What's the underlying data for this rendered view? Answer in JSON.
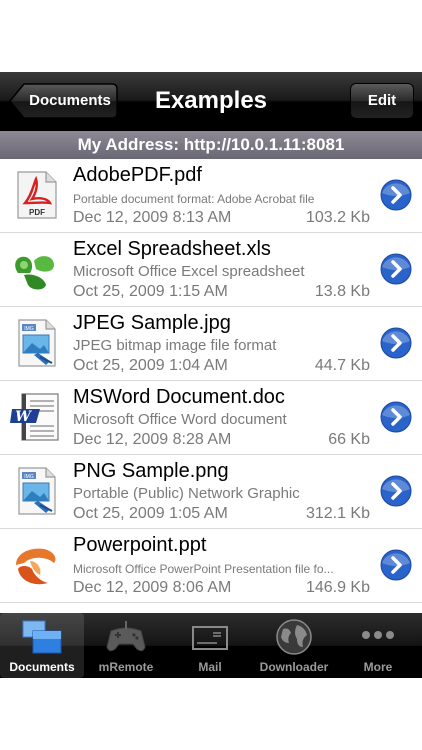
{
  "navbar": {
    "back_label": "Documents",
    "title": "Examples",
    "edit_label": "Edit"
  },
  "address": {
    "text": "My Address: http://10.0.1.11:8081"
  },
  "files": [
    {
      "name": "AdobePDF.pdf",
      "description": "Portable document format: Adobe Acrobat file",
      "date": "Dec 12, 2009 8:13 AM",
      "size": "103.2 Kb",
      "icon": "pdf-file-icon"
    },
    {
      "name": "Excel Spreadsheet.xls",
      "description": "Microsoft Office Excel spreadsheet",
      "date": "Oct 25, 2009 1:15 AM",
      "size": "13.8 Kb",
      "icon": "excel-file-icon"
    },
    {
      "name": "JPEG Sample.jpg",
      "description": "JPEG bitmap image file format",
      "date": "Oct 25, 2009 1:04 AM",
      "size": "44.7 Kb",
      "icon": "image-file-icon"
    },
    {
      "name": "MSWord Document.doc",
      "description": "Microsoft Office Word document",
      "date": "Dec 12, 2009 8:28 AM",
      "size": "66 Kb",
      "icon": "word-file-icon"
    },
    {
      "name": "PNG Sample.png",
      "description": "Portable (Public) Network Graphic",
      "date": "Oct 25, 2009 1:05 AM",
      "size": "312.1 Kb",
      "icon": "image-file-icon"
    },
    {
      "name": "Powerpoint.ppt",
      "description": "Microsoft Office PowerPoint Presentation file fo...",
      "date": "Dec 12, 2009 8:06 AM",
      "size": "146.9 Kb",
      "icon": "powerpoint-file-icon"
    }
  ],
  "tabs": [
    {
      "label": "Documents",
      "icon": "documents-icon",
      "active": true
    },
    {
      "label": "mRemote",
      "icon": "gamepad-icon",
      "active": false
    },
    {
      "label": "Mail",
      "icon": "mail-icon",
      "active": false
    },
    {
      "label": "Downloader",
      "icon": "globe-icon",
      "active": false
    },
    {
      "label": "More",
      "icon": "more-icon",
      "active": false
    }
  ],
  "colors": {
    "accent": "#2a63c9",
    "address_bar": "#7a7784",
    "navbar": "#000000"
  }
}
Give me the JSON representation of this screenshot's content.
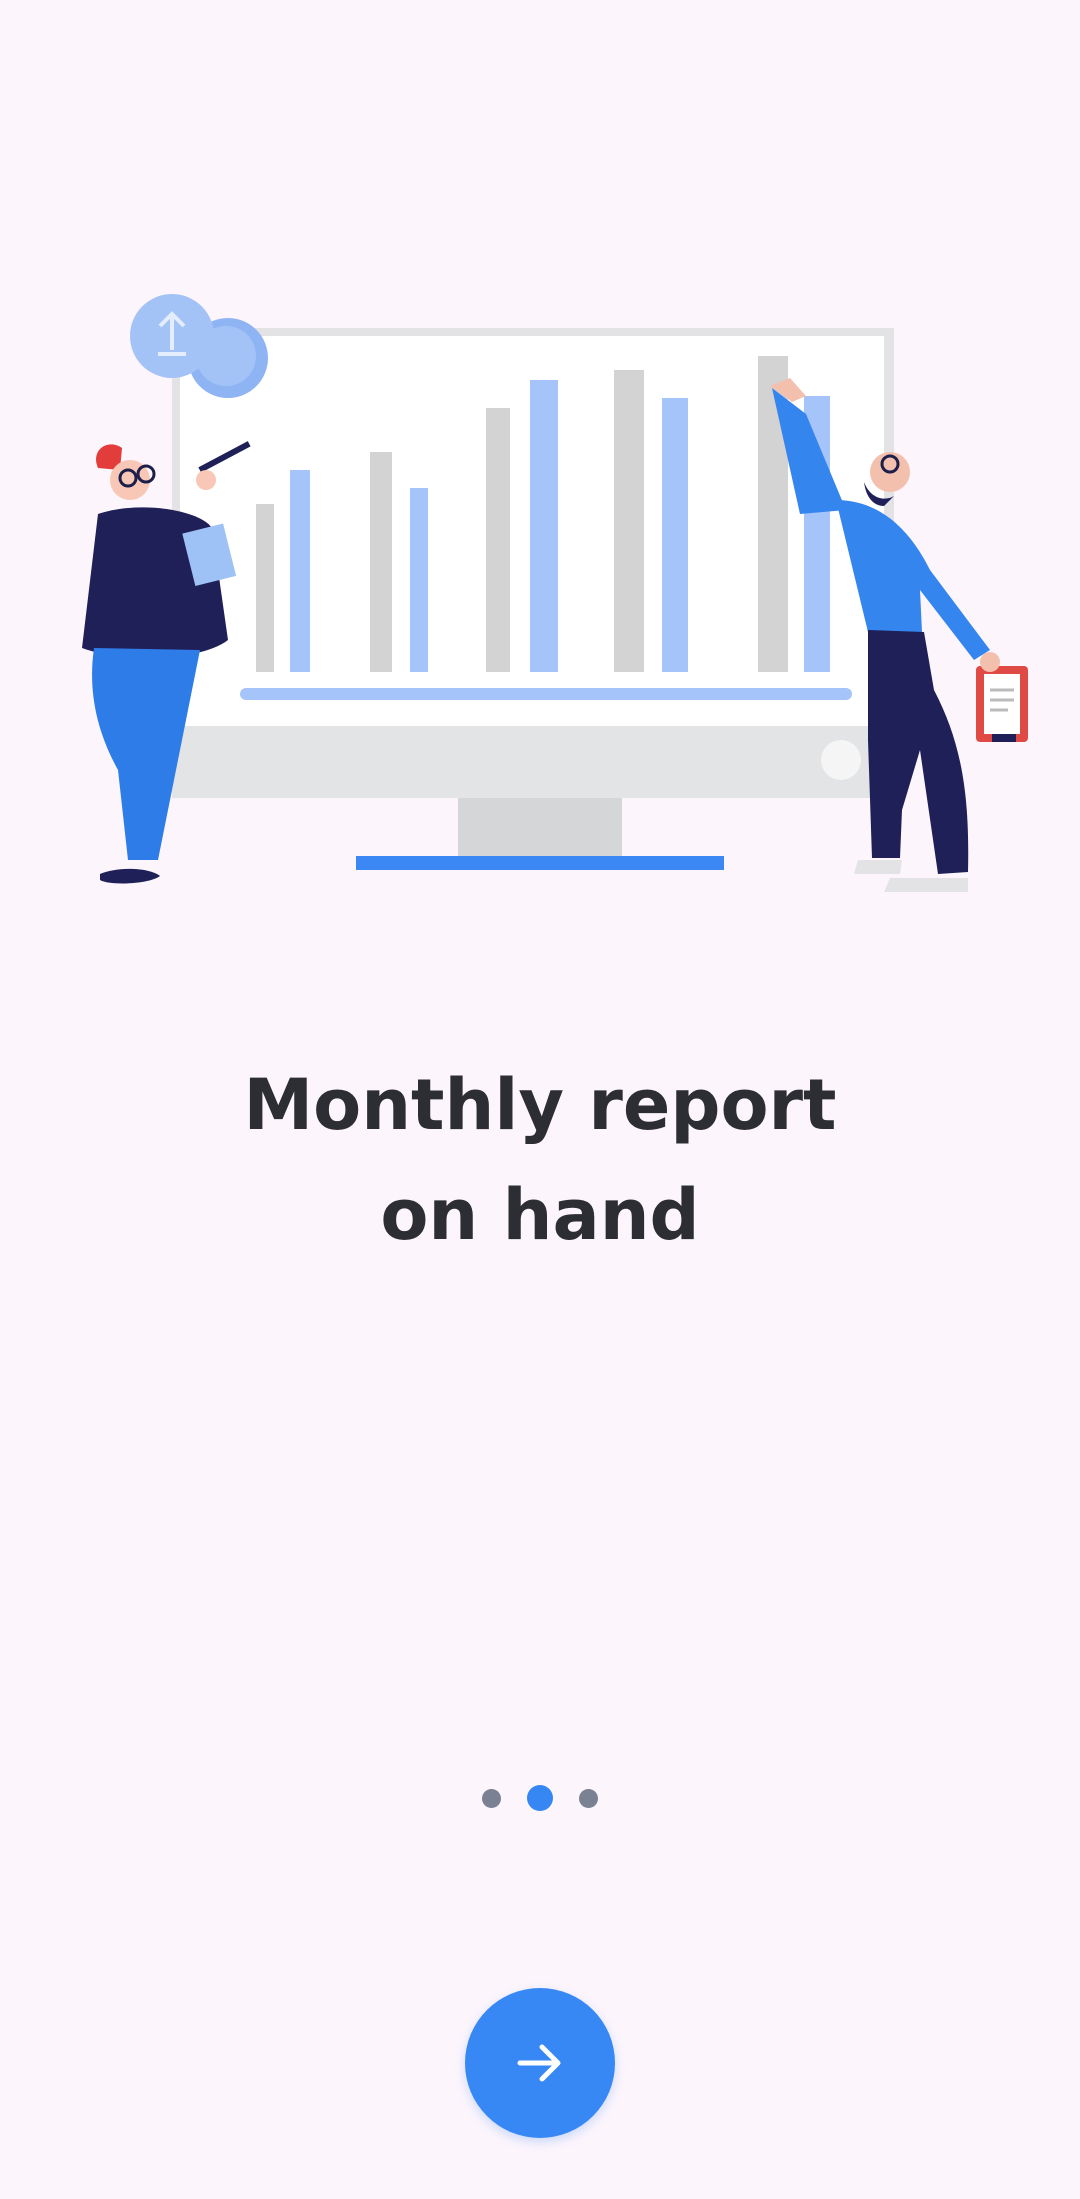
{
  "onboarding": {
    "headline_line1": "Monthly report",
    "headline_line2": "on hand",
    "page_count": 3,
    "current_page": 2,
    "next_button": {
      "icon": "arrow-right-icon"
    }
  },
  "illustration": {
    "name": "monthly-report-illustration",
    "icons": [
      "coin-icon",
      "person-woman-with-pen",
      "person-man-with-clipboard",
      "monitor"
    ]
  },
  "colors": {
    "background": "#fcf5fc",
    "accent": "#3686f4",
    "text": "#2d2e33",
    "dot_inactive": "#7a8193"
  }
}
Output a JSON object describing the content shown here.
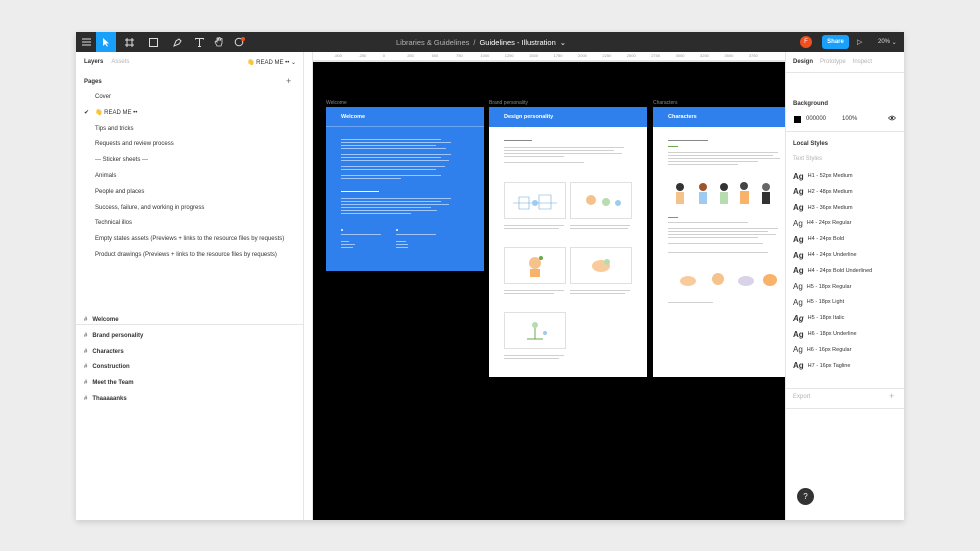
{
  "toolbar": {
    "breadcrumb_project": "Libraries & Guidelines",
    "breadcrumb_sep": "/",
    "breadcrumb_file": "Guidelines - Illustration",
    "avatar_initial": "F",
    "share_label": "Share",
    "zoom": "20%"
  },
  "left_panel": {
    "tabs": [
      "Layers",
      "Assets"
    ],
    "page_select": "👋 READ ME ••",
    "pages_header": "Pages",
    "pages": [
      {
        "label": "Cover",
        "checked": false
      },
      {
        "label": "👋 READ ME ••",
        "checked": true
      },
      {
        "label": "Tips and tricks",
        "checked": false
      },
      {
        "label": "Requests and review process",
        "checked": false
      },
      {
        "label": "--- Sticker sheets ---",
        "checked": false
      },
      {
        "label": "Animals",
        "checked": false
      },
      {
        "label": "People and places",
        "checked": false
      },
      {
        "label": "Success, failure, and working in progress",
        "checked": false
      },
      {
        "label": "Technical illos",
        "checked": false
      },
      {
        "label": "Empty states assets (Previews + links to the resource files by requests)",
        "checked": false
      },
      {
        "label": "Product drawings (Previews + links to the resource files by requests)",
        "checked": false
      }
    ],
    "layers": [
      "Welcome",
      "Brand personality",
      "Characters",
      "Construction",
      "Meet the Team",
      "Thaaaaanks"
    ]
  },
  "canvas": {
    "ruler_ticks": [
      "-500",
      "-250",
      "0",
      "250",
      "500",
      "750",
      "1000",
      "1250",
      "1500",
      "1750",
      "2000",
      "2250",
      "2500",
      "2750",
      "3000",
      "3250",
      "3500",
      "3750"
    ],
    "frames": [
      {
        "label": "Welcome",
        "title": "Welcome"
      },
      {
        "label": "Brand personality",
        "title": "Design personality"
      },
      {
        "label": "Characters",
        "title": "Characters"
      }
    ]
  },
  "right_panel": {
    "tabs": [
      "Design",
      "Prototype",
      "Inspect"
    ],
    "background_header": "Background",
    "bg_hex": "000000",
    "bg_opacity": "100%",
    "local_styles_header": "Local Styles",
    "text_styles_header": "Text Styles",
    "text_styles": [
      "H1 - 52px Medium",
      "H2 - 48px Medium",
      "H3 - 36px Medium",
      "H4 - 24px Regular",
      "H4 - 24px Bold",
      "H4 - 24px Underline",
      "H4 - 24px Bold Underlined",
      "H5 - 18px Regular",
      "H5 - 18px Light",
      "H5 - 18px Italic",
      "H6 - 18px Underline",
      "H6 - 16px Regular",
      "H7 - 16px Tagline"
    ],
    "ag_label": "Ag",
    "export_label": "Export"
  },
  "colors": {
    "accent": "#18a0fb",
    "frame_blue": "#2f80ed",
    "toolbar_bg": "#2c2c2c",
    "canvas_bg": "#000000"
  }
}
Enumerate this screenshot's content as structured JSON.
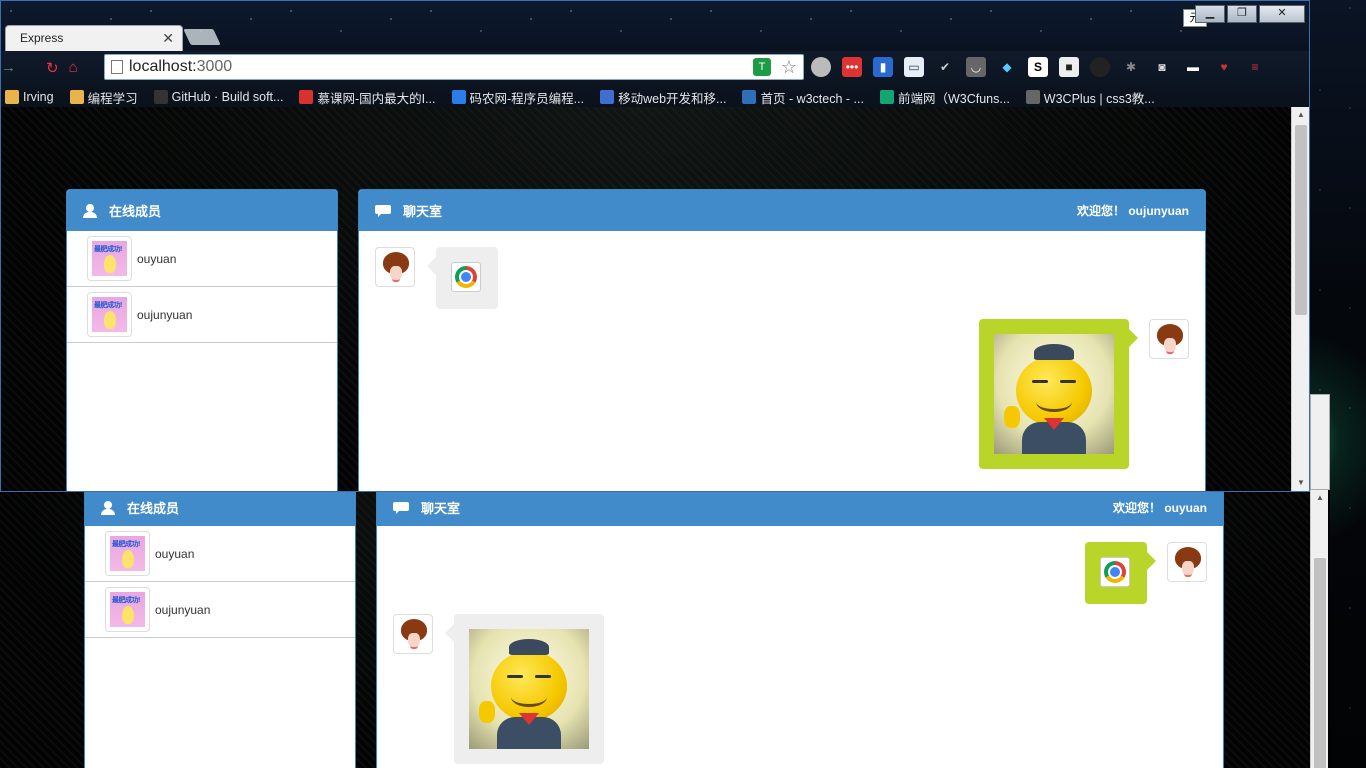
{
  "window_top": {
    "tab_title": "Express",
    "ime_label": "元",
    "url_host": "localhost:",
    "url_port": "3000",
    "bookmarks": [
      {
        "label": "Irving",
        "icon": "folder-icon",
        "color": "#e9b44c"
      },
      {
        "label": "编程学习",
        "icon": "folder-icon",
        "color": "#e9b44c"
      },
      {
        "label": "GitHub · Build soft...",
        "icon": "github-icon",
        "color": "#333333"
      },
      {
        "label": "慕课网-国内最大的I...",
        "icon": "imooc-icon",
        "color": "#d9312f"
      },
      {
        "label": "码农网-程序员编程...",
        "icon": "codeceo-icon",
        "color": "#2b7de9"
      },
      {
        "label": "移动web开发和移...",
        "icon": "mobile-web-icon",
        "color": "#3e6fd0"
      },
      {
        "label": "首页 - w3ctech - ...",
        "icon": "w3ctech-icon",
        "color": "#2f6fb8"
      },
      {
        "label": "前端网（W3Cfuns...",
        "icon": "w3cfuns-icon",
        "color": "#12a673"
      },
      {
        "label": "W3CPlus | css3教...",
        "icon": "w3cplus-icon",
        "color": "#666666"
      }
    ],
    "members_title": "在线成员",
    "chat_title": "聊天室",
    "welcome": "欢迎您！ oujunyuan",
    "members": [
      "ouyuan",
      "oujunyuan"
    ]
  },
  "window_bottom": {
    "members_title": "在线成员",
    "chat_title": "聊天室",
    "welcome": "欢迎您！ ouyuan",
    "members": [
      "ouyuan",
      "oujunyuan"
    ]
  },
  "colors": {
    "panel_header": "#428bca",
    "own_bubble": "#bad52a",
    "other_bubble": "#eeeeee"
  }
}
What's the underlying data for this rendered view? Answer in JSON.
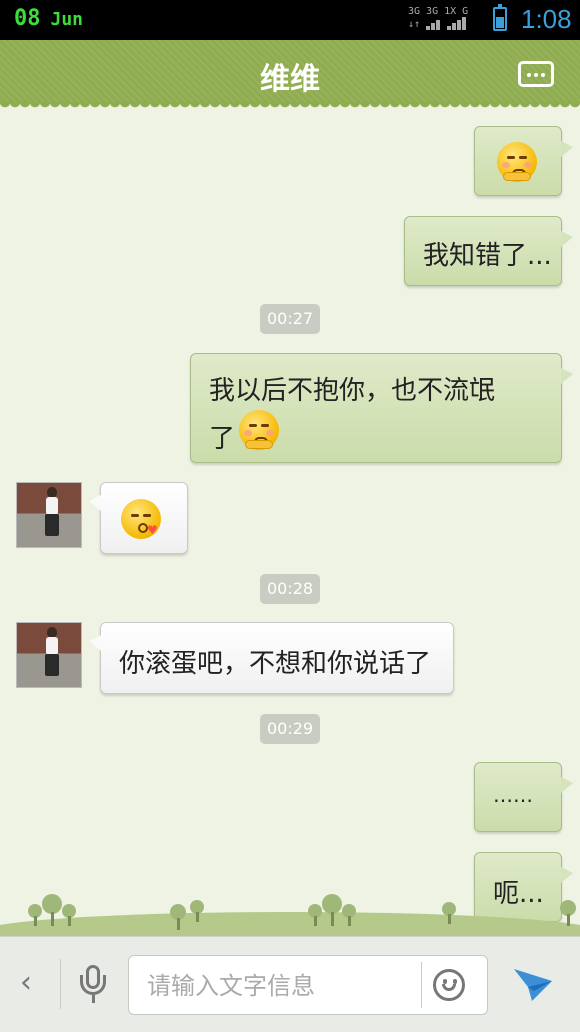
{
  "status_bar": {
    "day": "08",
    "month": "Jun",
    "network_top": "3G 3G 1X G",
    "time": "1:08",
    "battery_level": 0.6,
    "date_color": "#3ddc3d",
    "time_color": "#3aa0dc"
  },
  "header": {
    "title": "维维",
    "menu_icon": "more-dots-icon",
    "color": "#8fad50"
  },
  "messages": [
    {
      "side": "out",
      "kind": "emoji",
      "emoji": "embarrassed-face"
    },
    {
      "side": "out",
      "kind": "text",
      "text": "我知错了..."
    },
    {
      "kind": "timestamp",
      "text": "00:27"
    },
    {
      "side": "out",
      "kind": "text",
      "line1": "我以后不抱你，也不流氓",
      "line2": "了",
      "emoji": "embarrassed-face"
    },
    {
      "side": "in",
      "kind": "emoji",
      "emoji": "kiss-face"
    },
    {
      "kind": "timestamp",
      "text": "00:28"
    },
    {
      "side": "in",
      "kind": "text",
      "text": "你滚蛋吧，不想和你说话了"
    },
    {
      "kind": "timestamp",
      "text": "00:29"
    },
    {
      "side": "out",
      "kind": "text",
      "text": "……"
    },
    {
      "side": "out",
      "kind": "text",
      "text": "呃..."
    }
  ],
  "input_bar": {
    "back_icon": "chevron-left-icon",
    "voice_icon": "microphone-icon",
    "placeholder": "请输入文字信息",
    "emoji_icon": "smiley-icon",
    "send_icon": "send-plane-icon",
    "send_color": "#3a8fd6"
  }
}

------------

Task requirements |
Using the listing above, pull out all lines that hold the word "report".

Solution below |
    "headline_line1": "Monthly report",
    "name": "monthly-report-illustration",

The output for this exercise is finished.